In its recent press release Buick highlights that the Regal can achieve 36 mpg highway. The Buick gets 29 mpg combined. While this is a commendable number, the basic Camry has nearly equal fuel economy with one less mpg. Buick uses its light hybrid eAssist technology to make this number. The Camry hybrid by contrast has an EPA combined rating of 43 mpg at a very similar price point. The Hyundai Sonata Hybrid achieves 40 mpg highway and has a combined mpg of 37. The Hyundai can also be configured to be quite luxurious and offers a 2.0 liter turbo with the same horsepower as the new Regal GS. The Hyundai has been on the market now for many years.

In terms of the sport luxury segment, which to most enthusiasts means rear-drive and powerful, the Regal is really not configured to compete. It can come equipped with a manual transmission, which many people say they want, but very, very few actually buy in a mid-sized, front drive sedan.

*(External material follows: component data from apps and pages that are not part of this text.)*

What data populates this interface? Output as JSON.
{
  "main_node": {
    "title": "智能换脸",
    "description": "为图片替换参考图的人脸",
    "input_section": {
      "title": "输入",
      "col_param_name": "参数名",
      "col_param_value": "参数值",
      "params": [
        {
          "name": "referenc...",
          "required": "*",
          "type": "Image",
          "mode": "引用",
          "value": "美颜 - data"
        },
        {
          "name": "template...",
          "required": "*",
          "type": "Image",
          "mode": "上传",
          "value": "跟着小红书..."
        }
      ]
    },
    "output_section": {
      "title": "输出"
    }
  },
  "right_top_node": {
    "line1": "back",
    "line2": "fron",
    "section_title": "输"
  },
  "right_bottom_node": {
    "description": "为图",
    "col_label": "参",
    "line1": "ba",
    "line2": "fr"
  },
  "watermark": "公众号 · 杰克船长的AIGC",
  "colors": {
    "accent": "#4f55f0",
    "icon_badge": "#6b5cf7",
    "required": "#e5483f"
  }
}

Buick made a name for itself with the 1978 and later years with its Regal Sport Coupe, which was the first relatively powerful turbocharged American made luxury coupe in the US. At the time, the Monte Carlo SS from Chevy with a V8 was a model many aspired to, and many bought. Even the non-SS Monte Carlos were available with a 305 cc "soft-cam" V8 that was more engine than the chassis could really handle (and the brakes could not handle). The Regal Sport Coupe, particularly the Grand National version and intercooled versions, became very much a success in terms of perception and that generation of Regal still has its admirers and clubs. It is hard to see the 2013 Regal GS earning followers and clubs even though in every measurable way it is a better car than the late ‘70s car.

One key thing that Buick has forgotten, just as Lincoln has, is that as long as there are rear-wheel drive, powerful coupes and sedans on the market, front drive, small-displacement cars will always seem a compromise.